**TASK ITEM**
Those lines of the data that hold the word "true" are to be copied out.

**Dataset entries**
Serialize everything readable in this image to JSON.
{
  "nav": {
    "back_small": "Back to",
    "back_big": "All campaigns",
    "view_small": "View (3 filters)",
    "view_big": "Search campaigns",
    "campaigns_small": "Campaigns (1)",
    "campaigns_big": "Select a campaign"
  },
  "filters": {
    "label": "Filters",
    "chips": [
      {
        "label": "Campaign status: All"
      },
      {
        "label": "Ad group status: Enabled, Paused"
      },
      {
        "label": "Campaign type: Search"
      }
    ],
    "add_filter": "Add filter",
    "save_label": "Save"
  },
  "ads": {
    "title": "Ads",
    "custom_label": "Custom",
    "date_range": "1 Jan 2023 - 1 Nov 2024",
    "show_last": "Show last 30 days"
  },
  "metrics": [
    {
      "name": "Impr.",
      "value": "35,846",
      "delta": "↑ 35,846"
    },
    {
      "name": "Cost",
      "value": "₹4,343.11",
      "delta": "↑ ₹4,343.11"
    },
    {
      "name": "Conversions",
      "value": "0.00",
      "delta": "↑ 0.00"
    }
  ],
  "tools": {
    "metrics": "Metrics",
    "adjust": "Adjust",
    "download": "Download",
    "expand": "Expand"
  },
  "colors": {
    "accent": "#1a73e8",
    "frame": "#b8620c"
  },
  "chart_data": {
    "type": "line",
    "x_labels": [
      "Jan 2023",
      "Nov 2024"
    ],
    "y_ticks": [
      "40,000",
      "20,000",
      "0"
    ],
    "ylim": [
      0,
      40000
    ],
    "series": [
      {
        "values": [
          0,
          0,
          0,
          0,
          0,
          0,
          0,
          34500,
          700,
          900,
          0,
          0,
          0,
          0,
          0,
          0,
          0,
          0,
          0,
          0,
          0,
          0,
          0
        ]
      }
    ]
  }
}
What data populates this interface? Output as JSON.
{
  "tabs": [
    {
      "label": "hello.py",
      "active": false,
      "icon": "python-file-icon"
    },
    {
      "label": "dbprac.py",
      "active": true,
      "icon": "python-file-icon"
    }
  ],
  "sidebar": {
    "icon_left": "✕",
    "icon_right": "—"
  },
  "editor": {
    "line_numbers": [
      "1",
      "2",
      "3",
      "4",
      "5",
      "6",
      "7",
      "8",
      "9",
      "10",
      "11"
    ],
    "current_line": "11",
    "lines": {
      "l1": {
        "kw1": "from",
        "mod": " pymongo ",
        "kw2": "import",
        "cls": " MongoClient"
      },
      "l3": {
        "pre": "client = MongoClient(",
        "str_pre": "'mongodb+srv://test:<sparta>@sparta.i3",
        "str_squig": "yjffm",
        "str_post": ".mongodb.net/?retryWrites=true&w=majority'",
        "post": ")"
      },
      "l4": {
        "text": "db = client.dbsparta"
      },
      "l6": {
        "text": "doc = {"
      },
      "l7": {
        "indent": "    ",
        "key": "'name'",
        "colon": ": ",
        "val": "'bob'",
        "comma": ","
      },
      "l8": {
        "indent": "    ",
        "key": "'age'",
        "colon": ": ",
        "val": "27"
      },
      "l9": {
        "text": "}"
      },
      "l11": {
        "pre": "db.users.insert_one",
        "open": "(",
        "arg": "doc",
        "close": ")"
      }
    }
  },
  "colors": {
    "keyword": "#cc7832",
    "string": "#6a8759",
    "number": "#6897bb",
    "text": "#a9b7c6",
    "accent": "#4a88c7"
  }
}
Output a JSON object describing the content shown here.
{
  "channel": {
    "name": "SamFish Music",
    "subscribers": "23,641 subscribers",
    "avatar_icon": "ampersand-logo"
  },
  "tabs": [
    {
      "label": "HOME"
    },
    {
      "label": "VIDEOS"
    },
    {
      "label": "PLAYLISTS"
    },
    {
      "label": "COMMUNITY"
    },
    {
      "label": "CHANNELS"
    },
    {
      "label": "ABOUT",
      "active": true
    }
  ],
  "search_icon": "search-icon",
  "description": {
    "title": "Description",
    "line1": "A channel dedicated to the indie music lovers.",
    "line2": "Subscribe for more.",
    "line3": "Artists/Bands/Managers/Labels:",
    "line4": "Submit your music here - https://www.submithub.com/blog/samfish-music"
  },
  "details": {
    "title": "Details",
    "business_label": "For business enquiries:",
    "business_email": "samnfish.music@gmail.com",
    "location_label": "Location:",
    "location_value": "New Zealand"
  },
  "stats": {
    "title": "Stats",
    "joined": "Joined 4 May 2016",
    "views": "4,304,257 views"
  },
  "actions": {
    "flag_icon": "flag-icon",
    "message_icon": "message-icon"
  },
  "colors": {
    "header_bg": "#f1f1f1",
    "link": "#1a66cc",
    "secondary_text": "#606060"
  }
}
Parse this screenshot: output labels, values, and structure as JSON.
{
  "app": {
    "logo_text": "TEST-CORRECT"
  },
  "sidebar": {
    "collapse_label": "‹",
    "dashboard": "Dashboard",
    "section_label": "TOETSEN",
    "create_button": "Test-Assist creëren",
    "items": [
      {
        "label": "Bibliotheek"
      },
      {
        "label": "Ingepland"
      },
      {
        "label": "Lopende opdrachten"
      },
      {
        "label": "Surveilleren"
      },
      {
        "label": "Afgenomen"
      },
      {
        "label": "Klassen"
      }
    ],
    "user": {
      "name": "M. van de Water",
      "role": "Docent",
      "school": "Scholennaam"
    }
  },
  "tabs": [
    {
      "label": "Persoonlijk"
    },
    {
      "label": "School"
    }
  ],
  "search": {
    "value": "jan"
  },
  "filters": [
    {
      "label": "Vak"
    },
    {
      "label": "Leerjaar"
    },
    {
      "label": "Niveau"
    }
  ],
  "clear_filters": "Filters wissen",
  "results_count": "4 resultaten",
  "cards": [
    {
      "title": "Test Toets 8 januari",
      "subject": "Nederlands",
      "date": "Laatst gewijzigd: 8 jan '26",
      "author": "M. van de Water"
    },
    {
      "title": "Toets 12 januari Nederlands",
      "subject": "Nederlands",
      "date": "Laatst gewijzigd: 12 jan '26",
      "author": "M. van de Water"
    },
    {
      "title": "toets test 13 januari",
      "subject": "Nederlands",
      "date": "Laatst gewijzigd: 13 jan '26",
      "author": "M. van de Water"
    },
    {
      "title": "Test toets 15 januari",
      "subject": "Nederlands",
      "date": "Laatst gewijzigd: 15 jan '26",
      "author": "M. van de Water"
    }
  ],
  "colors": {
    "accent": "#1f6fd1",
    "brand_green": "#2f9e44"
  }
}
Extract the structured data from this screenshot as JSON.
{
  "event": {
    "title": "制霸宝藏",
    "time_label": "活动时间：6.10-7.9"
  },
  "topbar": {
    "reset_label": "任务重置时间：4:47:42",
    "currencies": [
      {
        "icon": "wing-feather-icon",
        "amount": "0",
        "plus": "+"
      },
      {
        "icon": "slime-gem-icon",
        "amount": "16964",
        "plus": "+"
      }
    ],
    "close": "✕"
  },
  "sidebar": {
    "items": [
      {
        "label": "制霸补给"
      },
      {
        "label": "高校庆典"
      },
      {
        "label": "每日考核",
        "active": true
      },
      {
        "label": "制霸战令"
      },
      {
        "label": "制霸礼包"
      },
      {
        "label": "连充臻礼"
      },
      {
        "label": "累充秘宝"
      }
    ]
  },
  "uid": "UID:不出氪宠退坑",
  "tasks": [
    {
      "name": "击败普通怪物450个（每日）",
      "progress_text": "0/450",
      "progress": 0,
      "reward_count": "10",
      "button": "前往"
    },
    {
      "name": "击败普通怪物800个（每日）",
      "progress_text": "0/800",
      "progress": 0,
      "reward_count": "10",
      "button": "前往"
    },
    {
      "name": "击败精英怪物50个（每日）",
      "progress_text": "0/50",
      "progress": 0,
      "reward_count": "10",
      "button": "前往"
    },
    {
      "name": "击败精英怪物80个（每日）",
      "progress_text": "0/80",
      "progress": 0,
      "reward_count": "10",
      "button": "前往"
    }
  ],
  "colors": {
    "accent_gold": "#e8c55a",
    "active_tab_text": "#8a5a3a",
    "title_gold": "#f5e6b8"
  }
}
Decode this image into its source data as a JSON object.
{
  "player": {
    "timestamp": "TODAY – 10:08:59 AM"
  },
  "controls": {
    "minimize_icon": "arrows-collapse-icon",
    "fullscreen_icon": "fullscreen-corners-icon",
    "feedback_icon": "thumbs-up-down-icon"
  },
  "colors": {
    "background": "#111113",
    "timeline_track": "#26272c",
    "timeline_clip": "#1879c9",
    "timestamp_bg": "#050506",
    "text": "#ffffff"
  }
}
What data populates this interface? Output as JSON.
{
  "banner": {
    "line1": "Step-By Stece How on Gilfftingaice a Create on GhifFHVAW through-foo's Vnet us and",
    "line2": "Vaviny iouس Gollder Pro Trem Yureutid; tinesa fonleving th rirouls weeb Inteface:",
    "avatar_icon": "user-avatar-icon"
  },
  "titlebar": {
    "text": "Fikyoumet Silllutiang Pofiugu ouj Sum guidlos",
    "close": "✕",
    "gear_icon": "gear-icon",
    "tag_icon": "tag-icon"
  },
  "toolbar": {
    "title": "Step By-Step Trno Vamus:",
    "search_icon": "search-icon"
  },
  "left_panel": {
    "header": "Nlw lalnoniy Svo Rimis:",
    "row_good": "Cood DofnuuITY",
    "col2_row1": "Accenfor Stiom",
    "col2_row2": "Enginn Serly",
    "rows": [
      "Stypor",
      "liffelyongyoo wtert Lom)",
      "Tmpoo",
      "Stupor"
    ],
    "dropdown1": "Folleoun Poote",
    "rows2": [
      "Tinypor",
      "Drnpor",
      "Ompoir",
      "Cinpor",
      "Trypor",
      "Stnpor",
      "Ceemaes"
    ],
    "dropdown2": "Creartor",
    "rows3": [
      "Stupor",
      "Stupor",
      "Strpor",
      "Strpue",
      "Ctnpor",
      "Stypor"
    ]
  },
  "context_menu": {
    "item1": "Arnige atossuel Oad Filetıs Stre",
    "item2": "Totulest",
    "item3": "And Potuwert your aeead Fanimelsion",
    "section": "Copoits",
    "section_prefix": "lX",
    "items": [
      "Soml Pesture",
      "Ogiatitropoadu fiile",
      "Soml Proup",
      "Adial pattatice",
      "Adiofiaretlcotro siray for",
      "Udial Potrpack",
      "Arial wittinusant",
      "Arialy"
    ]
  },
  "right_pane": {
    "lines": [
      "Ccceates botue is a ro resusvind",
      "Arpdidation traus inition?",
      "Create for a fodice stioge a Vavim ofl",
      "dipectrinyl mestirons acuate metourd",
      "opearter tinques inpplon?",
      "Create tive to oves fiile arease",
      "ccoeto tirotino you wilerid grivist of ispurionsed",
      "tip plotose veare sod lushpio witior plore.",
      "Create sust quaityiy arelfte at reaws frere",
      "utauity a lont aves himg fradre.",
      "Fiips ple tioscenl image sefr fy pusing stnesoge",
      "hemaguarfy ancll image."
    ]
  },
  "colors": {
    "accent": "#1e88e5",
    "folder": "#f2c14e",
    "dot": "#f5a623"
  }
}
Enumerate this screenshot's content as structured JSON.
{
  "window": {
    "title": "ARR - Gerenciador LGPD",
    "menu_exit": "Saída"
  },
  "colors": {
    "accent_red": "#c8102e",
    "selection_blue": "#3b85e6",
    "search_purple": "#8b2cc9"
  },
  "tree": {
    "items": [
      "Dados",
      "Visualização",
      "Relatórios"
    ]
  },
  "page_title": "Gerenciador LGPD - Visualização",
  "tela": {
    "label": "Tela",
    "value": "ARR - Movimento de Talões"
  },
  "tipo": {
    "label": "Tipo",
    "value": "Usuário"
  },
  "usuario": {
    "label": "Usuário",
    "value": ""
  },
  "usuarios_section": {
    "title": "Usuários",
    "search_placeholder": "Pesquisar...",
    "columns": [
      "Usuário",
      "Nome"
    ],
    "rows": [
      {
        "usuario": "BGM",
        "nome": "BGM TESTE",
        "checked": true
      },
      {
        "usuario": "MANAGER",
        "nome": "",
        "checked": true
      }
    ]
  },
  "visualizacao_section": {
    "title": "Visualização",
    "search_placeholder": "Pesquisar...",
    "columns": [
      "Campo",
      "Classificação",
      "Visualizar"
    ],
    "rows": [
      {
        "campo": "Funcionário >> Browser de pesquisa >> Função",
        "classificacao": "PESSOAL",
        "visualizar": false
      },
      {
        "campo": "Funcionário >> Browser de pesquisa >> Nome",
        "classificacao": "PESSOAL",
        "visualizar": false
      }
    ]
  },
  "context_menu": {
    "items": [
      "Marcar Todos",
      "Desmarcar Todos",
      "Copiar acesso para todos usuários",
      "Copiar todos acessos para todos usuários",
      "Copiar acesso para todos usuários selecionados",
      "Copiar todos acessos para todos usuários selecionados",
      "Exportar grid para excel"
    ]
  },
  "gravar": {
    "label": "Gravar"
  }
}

**REPLY**
      "active": true,
        "str_post": ".mongodb.net/?retryWrites=true&w=majority'",
      "active": true
        "active": true
        "checked": true
        "checked": true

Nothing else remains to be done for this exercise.